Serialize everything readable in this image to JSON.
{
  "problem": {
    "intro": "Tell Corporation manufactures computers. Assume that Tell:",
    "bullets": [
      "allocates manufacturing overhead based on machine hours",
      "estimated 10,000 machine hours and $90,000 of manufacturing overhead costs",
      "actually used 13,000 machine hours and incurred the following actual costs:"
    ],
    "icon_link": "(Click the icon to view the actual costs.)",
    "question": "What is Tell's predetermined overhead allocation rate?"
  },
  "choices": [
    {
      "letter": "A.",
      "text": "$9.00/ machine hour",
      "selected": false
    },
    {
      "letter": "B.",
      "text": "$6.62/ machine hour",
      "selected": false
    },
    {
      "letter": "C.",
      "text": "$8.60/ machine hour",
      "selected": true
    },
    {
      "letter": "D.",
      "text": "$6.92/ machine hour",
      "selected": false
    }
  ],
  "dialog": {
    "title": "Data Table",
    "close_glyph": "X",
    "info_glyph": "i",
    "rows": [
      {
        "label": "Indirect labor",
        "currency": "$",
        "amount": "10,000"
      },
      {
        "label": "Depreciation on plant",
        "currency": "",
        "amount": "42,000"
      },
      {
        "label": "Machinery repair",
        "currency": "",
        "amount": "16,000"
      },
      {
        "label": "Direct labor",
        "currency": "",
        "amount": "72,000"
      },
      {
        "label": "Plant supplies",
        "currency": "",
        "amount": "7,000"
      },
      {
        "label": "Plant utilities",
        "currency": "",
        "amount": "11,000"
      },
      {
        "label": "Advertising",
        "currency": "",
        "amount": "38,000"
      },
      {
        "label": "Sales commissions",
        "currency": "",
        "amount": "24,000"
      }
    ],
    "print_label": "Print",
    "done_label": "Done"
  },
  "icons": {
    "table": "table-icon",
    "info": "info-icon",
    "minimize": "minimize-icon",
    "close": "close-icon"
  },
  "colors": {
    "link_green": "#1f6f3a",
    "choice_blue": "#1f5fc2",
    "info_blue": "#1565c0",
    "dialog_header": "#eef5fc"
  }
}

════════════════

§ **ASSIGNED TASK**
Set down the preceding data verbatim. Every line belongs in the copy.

§ **RESULT**
Serialize everything readable in this image to JSON.
{
  "problem": {
    "intro": "Tell Corporation manufactures computers. Assume that Tell:",
    "bullets": [
      "allocates manufacturing overhead based on machine hours",
      "estimated 10,000 machine hours and $90,000 of manufacturing overhead costs",
      "actually used 13,000 machine hours and incurred the following actual costs:"
    ],
    "icon_link": "(Click the icon to view the actual costs.)",
    "question": "What is Tell's predetermined overhead allocation rate?"
  },
  "choices": [
    {
      "letter": "A.",
      "text": "$9.00/ machine hour",
      "selected": false
    },
    {
      "letter": "B.",
      "text": "$6.62/ machine hour",
      "selected": false
    },
    {
      "letter": "C.",
      "text": "$8.60/ machine hour",
      "selected": true
    },
    {
      "letter": "D.",
      "text": "$6.92/ machine hour",
      "selected": false
    }
  ],
  "dialog": {
    "title": "Data Table",
    "close_glyph": "X",
    "info_glyph": "i",
    "rows": [
      {
        "label": "Indirect labor",
        "currency": "$",
        "amount": "10,000"
      },
      {
        "label": "Depreciation on plant",
        "currency": "",
        "amount": "42,000"
      },
      {
        "label": "Machinery repair",
        "currency": "",
        "amount": "16,000"
      },
      {
        "label": "Direct labor",
        "currency": "",
        "amount": "72,000"
      },
      {
        "label": "Plant supplies",
        "currency": "",
        "amount": "7,000"
      },
      {
        "label": "Plant utilities",
        "currency": "",
        "amount": "11,000"
      },
      {
        "label": "Advertising",
        "currency": "",
        "amount": "38,000"
      },
      {
        "label": "Sales commissions",
        "currency": "",
        "amount": "24,000"
      }
    ],
    "print_label": "Print",
    "done_label": "Done"
  },
  "icons": {
    "table": "table-icon",
    "info": "info-icon",
    "minimize": "minimize-icon",
    "close": "close-icon"
  },
  "colors": {
    "link_green": "#1f6f3a",
    "choice_blue": "#1f5fc2",
    "info_blue": "#1565c0",
    "dialog_header": "#eef5fc"
  }
}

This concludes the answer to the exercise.